▸ **TASK BRIEF**: Which lines in the data below contain the word "this"? Pull each of them out.

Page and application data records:
-------

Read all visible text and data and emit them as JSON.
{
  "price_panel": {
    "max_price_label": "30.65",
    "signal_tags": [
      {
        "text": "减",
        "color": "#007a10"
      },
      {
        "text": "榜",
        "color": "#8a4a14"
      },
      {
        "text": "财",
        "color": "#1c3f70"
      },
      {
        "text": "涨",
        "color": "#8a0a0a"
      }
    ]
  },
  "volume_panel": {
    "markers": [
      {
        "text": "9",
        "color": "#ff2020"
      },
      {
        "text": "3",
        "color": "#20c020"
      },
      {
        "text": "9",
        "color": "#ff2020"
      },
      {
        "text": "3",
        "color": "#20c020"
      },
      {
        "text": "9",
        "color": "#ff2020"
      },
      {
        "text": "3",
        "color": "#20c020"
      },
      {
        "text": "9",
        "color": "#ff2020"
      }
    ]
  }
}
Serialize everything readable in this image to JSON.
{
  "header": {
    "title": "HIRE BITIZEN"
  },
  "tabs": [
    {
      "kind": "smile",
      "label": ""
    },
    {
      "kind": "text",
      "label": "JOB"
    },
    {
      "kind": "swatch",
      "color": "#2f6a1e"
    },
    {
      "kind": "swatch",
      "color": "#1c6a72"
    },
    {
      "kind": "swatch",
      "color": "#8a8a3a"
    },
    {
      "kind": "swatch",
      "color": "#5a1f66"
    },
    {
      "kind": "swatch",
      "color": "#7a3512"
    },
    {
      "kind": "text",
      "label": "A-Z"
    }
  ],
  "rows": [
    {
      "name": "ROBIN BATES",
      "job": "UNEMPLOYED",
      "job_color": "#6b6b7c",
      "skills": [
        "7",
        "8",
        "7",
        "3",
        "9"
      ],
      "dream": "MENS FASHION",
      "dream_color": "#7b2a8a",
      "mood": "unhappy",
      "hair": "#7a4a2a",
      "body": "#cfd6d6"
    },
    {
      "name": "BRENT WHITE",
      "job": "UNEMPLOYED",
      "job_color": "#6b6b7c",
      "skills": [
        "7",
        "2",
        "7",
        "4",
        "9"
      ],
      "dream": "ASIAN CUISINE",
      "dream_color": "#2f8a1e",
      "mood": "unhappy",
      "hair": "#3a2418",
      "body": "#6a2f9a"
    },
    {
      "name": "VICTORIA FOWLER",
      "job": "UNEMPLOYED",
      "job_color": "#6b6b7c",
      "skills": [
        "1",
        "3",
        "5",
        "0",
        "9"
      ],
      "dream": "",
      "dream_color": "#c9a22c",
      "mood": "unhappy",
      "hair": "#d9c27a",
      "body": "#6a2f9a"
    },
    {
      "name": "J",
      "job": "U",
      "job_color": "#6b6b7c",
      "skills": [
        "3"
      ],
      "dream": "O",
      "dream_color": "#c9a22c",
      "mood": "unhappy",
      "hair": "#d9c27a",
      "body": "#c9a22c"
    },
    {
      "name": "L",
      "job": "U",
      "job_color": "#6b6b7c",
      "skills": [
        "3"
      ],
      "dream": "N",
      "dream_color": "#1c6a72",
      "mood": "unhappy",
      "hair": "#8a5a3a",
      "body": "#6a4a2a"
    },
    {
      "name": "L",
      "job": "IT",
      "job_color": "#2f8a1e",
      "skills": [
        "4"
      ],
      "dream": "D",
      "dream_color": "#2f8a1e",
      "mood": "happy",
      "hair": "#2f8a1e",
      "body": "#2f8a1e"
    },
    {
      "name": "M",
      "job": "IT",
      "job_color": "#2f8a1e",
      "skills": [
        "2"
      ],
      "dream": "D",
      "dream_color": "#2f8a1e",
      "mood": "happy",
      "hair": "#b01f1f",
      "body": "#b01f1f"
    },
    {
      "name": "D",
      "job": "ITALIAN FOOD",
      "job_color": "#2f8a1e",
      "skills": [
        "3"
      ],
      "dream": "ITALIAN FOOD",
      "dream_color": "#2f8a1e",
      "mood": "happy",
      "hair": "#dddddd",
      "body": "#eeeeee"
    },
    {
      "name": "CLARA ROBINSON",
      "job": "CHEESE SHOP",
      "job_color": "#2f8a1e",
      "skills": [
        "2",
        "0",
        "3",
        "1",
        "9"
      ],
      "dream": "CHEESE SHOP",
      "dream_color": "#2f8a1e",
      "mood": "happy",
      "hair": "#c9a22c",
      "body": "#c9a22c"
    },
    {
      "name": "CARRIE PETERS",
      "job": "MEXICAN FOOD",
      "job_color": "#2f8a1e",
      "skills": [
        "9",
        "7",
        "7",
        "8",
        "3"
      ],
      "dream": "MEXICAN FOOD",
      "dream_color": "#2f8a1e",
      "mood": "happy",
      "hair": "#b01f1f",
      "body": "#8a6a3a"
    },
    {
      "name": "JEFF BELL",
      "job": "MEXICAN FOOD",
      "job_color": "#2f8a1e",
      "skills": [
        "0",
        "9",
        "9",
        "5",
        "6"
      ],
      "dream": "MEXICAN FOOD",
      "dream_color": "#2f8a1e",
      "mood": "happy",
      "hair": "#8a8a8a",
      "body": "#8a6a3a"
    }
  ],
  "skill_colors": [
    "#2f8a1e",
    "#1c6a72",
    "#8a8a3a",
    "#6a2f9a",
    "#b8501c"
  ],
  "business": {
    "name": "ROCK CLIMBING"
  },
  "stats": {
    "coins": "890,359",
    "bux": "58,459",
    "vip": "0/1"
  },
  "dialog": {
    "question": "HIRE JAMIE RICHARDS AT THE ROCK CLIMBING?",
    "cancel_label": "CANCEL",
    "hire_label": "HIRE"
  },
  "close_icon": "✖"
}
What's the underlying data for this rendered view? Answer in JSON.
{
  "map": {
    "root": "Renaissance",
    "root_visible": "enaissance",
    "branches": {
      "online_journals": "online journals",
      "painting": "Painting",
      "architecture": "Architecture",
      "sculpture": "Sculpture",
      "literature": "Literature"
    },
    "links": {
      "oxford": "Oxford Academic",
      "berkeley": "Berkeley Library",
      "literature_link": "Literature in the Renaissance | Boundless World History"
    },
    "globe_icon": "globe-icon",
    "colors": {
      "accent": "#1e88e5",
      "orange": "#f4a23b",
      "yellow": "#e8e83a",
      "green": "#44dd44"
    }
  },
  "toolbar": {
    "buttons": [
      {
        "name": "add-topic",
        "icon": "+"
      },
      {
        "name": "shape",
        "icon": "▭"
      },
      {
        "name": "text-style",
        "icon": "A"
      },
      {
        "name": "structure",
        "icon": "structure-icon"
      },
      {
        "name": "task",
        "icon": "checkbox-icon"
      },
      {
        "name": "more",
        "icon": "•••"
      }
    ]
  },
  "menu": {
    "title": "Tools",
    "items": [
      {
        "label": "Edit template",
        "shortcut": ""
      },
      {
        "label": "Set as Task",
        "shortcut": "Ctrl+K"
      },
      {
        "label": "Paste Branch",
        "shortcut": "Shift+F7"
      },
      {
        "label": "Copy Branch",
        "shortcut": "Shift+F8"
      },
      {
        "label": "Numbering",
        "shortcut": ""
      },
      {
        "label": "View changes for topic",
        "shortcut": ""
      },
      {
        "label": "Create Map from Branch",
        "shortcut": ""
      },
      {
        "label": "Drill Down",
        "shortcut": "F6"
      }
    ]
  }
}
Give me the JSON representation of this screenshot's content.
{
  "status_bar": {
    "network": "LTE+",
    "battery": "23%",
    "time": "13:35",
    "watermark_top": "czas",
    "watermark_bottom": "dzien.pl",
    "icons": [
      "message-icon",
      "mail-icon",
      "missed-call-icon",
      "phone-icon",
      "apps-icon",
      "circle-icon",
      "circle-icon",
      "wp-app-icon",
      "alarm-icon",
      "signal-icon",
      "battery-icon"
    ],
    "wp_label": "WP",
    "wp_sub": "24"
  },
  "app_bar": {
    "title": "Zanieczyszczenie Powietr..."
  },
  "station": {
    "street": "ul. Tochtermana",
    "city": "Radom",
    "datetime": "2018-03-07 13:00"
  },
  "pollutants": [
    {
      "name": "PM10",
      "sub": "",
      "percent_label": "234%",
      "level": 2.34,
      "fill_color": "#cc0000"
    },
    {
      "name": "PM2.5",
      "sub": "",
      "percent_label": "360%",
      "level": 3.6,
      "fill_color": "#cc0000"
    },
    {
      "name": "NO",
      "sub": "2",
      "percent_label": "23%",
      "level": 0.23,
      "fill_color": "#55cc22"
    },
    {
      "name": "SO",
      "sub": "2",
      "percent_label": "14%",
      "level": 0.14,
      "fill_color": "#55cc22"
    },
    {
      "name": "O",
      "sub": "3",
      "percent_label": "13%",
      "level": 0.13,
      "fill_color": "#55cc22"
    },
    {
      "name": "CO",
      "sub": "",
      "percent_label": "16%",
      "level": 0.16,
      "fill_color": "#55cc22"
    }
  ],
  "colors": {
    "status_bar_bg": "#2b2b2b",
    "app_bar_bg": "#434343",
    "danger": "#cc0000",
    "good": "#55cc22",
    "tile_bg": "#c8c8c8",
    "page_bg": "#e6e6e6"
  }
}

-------

▸ **REPLY TO THE EXERCISE**:
Serialize everything readable in this image to JSON.
What's the underlying data for this rendered view? Answer in JSON.
Give me the JSON representation of this screenshot's content.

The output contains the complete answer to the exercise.